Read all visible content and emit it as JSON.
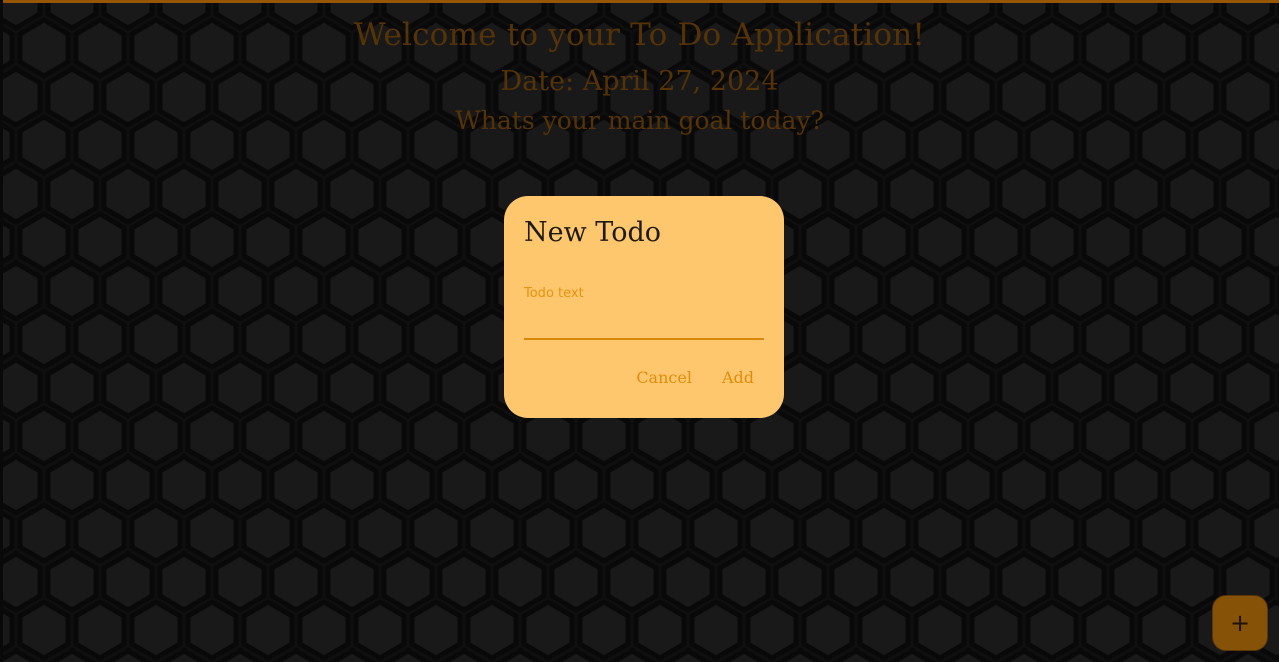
{
  "header": {
    "title": "Welcome to your To Do Application!",
    "date": "Date: April 27, 2024",
    "goal": "Whats your main goal today?"
  },
  "dialog": {
    "title": "New Todo",
    "field_label": "Todo text",
    "field_value": "",
    "cancel_label": "Cancel",
    "add_label": "Add"
  },
  "fab": {
    "icon": "plus-icon",
    "glyph": "+"
  },
  "colors": {
    "accent": "#b86a05",
    "dialog_bg": "#fec66d",
    "header_text": "#6a3f08",
    "button_text": "#e08d0b",
    "fab_bg": "#865208"
  }
}
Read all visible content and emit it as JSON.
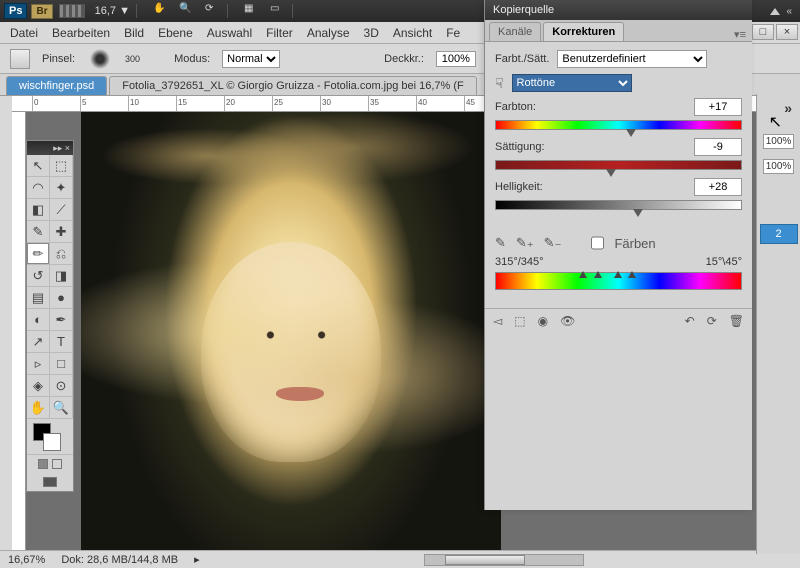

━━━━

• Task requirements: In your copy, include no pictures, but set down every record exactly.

• Written response:
Read all visible content and emit it as JSON.
{
  "header": {
    "title": "Welcome to your To Do Application!",
    "date": "Date: April 27, 2024",
    "goal": "Whats your main goal today?"
  },
  "dialog": {
    "title": "New Todo",
    "field_label": "Todo text",
    "field_value": "",
    "cancel_label": "Cancel",
    "add_label": "Add"
  },
  "fab": {
    "icon": "plus-icon",
    "glyph": "+"
  },
  "colors": {
    "accent": "#b86a05",
    "dialog_bg": "#fec66d",
    "header_text": "#6a3f08",
    "button_text": "#e08d0b",
    "fab_bg": "#865208"
  }
}
Read all visible content and emit it as JSON.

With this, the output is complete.